Exercise therapy is not harmful in patients with knee osteoarthritis (OA) and does not increase the concentration of molecular biomarkers associated with cartilage turnover and inflammation that are implicated in the progression of OA, according to the results of a systemic review and meta-analysis published in Arthritis Care & Research.

The investigators sought to explore the effect of exercise therapy on molecular biomarkers associated with cartilage and inflammation in individuals at risk for or with established knee OA. They performed a literature search through September 2017 and included a total of 12 randomized controlled trials. The trials involved 57 study comparisons at 4 to 24 weeks following an exercise therapy intervention.

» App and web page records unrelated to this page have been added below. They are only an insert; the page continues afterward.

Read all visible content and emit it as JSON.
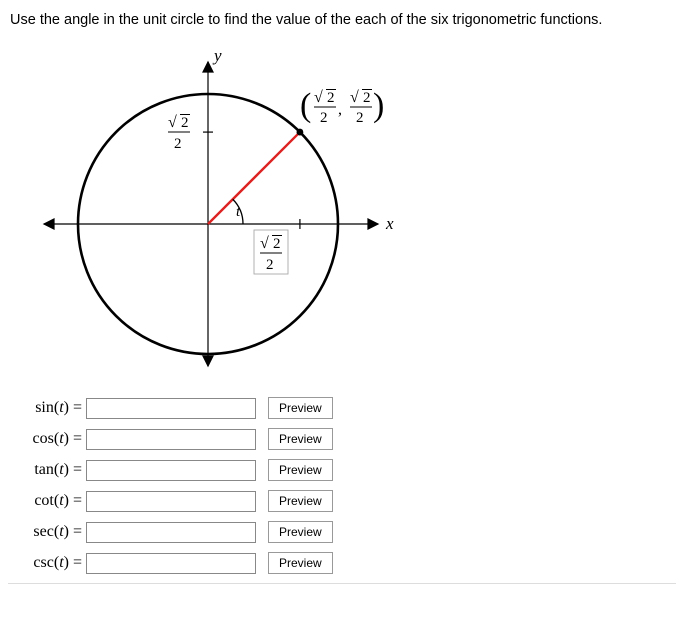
{
  "instruction": "Use the angle in the unit circle to find the value of the each of the six trigonometric functions.",
  "diagram": {
    "axis_x": "x",
    "axis_y": "y",
    "angle_label": "t",
    "point_label": "(√2/2 , √2/2)",
    "x_tick": "√2/2",
    "y_tick": "√2/2"
  },
  "functions": [
    {
      "name": "sin",
      "arg": "t"
    },
    {
      "name": "cos",
      "arg": "t"
    },
    {
      "name": "tan",
      "arg": "t"
    },
    {
      "name": "cot",
      "arg": "t"
    },
    {
      "name": "sec",
      "arg": "t"
    },
    {
      "name": "csc",
      "arg": "t"
    }
  ],
  "preview_label": "Preview",
  "chart_data": {
    "type": "diagram",
    "description": "Unit circle centered at origin with radius 1. Angle t in standard position with terminal side at 45 degrees hitting point (√2/2, √2/2). Coordinate tick marks at √2/2 on both positive x and positive y axes.",
    "point": {
      "x": "√2/2",
      "y": "√2/2"
    },
    "angle_deg_approx": 45
  }
}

Exercise therapy decreased molecular biomarkers in 30% of study comparisons, had no effect in 63% of study comparisons, and increased molecular biomarkers in 7% of study comparisons. Based on meta-analyses of 9 biomarkers, exercise therapy was associated with nonsignificant reductions in C-reactive protein, C-terminal crosslinking telopeptide of type II collagen, tumor necrosis factor alpha (TNF-α), soluble TNF-α receptor-1 and receptor-2, C2C neoepitope of type II collagen, and cartilage oligomeric matrix protein compared with non-exercising control groups. Moreover, exercise therapy had no effect on interleukin-6 (IL-6) and soluble IL-6 receptor.

Related Articles

The investigators concluded that exercise therapy is not harmful in individuals with knee OA as it does not increase the concentration of molecular biomarkers linked to cartilage turnover and inflammation, which are potentially involved in the progression of OA.  In this review, the overall quality of evidence supporting the conclusion was downgraded to low, however, because of the limited number of trials that were available for analysis. Future studies are warranted that obtain synovial fluid from persons at risk for OA and focus on a set of biomarkers rather than on individual biomarkers.


Continue Reading

follow @RheumAdvisor

Reference

Bricca A, Struglics A, Larsson S, Steultjens M, Juhl CB, Roos EM. Impact of exercise therapy on molecular biomarkers related to cartilage and inflammation in people at risk of, or with established, knee osteoarthritis: a systematic review and meta-analysis of randomized controlled trials [published online October 15, 2018].  Arthritis Care Res (Hoboken). doi:10.1002/acr.23786